  37. Admiral Sir Michael Pollock, 1970–1971
  38. Admiral Sir Anthony Griffin, 1971–1975
  39. Admiral Sir Richard Clayton, 1975–1979
  40. Admiral Sir John Fieldhouse, 1979–1981
  41. Admiral Sir Lindsay Bryson, 1981–1984
  42. Admiral Sir Derek Reffell, 1984–1989
  43. Admiral Sir Kenneth Eaton, 1989–1994
  44. Vice-Admiral Sir Robert Walmsley, 1994–1996
  45. Rear-Admiral Frederick Scourse, 1996–1997
  46. Rear-Admiral Peter Spencer, 1997–2000
  47. Rear-Admiral Nigel Guild, 2000–2003
  48. Rear-Admiral Richard Cheadle, 2003–2006 also (also Director, Land Maritime)[10]
  49. Rear-Admiral Andrew Mathews, 2006–2007 (also Director-General, Nuclear) [10]
  50. Rear-Admiral Paul Lambert, 2007–2009 (ditto)
  51. Rear-Admiral Amjad Hussain, 2009–2012 (also Capability Manager/Director (Precision Attack)) [10][11]
  52. Rear-Admiral Henry Parker, 2012–2013 (also Director, Maritime Capability and Transformation)[10]
  53. Rear-Admiral Duncan Potts, April 2013-September 2014
  54. Rear-Admiral James Morse, September 2014-May 2016
  55. Rear-Admiral Paul Bennett, May 2016-November 2017
  56. Major-General Robert Magowan, RM. November 2017-November 2018
  57. Rear-Admiral Hugh Beard, November 2018–current

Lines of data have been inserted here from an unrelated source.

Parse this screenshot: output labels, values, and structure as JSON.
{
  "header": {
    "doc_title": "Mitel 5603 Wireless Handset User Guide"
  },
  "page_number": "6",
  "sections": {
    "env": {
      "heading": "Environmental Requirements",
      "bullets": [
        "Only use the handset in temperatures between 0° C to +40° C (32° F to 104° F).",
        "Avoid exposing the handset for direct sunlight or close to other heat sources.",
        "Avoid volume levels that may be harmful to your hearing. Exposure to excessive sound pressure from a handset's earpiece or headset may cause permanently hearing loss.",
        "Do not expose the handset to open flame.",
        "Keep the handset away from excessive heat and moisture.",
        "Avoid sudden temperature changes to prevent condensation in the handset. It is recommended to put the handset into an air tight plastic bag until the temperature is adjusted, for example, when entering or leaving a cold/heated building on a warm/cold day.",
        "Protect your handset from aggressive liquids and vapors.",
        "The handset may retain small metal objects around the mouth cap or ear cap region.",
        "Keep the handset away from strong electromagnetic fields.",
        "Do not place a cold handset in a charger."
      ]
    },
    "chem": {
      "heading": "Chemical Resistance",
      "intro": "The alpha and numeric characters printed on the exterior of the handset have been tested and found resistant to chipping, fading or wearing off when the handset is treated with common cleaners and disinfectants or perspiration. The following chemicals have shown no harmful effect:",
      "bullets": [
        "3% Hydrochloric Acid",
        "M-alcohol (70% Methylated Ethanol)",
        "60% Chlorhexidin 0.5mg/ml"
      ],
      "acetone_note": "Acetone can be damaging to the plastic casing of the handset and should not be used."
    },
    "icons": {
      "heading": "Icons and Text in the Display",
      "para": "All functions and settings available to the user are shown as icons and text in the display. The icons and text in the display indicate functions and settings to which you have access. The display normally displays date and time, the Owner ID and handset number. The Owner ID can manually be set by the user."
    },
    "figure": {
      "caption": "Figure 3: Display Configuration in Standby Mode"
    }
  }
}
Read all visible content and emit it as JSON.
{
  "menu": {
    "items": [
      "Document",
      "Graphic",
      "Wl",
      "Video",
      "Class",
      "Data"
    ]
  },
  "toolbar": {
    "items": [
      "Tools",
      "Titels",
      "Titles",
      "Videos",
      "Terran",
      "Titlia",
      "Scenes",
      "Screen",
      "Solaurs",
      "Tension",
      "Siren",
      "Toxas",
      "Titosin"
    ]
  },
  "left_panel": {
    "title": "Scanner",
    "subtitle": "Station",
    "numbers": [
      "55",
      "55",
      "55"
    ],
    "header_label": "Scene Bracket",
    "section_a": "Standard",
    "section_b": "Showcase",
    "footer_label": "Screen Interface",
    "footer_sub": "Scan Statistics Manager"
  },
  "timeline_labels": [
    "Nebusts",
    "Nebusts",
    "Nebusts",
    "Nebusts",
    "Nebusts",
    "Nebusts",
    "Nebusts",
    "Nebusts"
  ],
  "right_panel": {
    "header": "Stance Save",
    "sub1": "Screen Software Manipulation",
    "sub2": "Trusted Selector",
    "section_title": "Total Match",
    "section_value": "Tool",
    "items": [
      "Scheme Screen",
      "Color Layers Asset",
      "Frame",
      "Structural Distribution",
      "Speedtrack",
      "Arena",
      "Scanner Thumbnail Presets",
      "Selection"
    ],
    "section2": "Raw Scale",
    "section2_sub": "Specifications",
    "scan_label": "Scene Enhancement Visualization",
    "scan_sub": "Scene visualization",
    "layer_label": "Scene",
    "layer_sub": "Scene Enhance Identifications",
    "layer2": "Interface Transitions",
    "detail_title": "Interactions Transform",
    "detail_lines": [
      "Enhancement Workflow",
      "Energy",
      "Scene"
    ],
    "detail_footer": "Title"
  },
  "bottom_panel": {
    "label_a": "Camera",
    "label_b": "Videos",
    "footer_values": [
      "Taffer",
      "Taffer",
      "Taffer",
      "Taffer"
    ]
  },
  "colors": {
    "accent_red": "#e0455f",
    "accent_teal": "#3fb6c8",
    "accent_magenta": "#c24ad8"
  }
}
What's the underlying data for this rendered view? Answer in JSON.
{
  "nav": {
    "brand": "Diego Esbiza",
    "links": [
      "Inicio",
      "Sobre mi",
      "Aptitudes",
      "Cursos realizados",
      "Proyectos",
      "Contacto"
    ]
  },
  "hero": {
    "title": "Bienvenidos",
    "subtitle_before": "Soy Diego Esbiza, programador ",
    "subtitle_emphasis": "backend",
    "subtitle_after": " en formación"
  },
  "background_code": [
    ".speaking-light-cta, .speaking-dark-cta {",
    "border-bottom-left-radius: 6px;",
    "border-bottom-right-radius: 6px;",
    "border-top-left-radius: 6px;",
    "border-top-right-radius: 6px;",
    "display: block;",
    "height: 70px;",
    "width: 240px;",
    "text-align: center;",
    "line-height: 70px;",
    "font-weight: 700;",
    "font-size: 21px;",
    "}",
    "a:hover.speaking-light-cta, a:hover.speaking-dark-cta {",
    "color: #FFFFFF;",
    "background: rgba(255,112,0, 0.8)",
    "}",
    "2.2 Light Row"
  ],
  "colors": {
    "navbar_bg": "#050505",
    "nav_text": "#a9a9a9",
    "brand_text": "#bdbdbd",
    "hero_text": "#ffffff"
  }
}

  1. "Navy Board, In-Letters And Orders, 1688-1815 - National Maritime Museum". Royal Museum Greenwich. Retrieved 6 June 2017.
  2. "Sainty, JC, Lord High Admiral and Commissioners of the Admiralty 1660-1870', Office-Holders in Modern Britain: Volume 4: Admiralty Officials 1660-1870 (1975), pp. 18-31". Archived from the original on 7 October 2014. Retrieved 4 September 2009.
  3. Archives, The National. "Records of the Surveyor of the Navy and successors". National Archives, 1620-1979. Retrieved 5 June 2017.30px This section contains text from this source, which is available under the Open Government Licence v3.0. © Crown copyright.
  4. Archives, The National. "Records of the Surveyor of the Navy and successors". National Archives, 1620-1979. Retrieved 5 June 2017.